* _What you are asked to do_: In the entries that follow, how many lines hold "amount"? Nothing but the number is expected.

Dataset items
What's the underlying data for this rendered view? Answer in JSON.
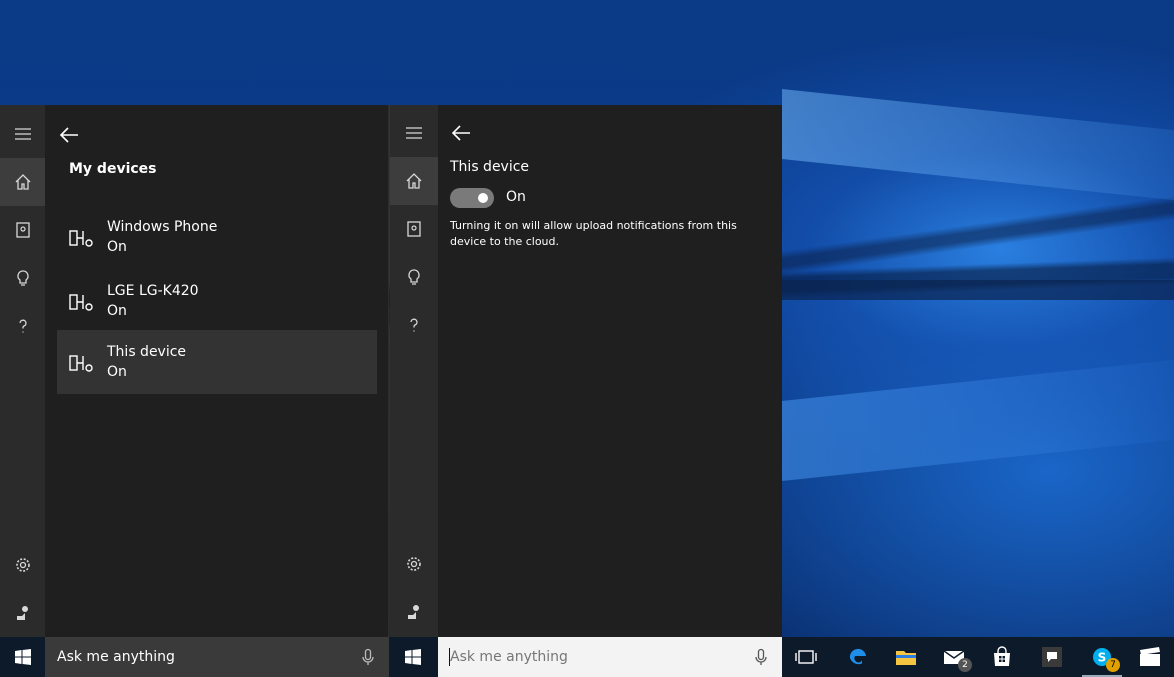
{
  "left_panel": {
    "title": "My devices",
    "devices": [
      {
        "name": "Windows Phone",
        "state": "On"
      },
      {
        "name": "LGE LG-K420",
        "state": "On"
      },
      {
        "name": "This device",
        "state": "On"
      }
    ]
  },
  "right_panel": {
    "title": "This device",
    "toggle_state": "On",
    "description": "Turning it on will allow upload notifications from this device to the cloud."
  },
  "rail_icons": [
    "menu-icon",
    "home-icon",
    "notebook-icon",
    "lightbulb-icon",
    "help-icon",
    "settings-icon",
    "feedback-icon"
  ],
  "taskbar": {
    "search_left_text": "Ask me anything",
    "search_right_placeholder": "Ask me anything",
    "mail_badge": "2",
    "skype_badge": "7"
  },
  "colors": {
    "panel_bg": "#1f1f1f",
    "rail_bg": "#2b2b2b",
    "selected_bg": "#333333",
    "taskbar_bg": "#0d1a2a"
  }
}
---
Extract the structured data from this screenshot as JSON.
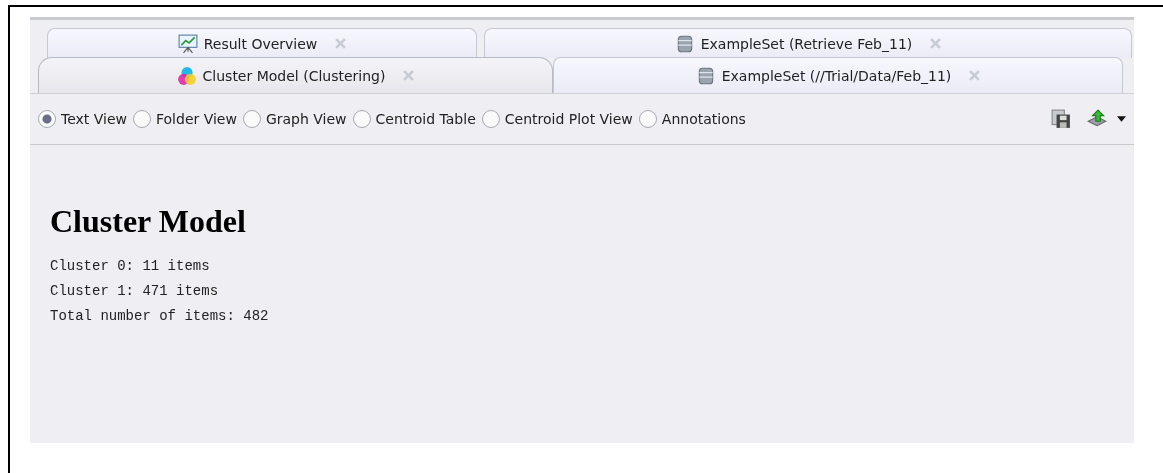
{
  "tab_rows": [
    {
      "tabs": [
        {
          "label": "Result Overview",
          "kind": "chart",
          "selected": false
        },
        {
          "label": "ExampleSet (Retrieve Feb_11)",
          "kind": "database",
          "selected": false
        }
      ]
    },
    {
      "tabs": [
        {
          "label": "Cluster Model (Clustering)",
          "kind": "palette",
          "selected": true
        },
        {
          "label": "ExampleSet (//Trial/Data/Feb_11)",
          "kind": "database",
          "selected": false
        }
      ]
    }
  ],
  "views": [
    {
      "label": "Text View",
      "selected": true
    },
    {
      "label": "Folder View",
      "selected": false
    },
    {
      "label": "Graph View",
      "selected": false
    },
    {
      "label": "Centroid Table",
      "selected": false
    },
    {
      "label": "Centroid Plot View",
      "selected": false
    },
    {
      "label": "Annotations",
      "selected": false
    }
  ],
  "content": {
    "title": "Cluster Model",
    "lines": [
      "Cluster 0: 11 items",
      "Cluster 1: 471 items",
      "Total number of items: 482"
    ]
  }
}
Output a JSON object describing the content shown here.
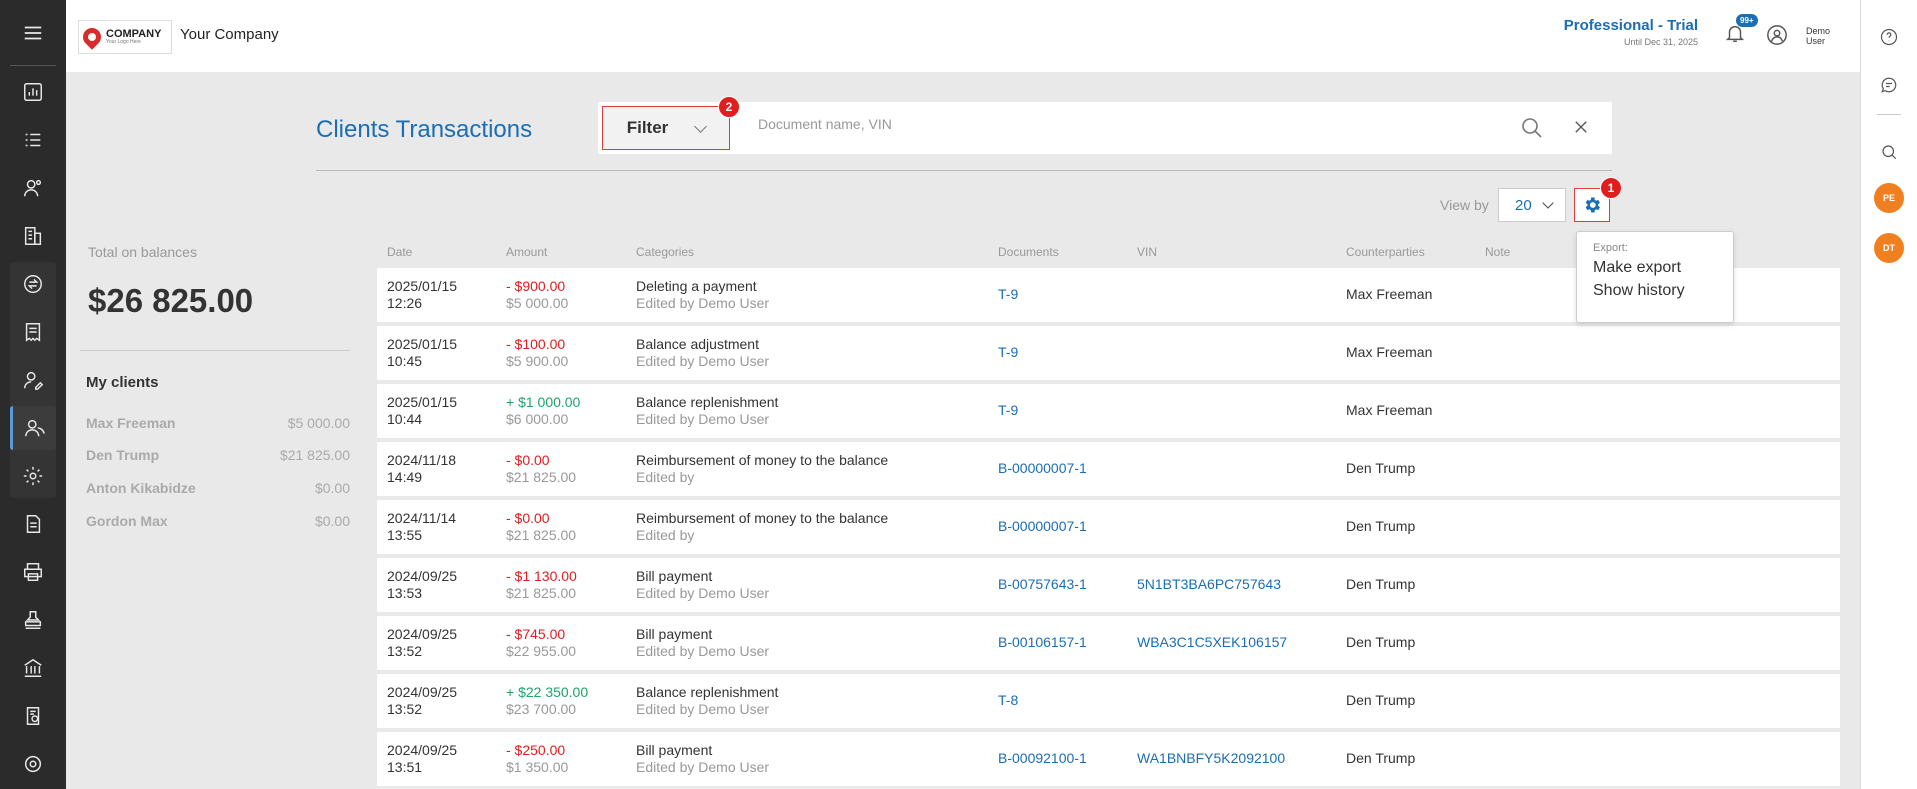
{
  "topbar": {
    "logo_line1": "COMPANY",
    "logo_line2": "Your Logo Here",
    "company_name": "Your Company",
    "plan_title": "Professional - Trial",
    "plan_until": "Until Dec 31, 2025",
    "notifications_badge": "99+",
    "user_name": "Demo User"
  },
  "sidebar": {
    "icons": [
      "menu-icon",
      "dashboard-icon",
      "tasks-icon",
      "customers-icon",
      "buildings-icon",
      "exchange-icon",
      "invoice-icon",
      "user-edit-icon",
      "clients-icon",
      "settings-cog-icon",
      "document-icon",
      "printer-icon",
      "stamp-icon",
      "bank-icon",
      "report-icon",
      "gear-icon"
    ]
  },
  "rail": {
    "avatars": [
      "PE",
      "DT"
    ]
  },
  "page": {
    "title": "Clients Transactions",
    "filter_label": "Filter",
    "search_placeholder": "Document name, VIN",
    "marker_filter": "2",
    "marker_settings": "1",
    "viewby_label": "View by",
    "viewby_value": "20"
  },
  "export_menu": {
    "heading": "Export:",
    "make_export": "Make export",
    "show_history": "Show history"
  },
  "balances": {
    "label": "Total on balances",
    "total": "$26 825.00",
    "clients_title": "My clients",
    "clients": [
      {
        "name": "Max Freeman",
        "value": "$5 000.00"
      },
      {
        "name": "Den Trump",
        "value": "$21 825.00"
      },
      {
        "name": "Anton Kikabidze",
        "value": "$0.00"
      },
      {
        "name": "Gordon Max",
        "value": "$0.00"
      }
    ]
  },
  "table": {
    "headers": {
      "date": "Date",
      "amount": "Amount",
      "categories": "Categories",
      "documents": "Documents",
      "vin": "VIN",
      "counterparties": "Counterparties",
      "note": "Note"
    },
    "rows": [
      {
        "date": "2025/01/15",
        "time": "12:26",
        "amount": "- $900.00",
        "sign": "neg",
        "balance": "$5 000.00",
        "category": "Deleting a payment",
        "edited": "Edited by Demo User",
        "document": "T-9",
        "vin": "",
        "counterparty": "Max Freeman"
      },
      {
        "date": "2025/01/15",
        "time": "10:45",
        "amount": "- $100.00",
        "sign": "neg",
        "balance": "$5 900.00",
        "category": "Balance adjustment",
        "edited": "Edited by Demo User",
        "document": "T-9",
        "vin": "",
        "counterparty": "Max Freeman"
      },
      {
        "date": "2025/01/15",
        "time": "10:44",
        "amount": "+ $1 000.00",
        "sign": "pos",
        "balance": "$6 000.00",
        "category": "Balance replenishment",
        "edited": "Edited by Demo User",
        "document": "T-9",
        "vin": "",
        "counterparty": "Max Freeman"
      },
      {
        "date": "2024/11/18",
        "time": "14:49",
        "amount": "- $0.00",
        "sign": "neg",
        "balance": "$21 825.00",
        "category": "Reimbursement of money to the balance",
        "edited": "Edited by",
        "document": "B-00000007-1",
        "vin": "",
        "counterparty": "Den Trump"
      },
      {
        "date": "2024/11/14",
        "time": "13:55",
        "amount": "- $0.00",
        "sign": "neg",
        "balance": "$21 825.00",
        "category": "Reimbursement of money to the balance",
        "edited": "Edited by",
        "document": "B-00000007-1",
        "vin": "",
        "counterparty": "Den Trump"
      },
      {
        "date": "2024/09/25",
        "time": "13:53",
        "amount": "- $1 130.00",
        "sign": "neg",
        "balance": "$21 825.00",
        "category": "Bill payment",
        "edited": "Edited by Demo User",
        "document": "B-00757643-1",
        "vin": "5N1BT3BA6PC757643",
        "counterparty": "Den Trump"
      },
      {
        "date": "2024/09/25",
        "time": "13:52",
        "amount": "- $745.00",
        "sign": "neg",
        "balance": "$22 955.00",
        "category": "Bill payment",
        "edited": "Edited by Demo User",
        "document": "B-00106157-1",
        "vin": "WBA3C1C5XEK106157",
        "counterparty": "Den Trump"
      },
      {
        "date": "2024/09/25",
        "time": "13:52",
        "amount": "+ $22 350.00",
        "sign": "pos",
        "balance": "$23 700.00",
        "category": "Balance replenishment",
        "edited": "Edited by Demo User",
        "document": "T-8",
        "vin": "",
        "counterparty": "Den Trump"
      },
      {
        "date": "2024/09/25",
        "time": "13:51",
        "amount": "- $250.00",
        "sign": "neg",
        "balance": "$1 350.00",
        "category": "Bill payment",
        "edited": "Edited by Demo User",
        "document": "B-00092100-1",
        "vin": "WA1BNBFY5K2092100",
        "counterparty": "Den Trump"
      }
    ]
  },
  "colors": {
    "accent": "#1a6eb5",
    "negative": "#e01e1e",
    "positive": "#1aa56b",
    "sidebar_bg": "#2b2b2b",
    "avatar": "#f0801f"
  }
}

* _Task result_: 10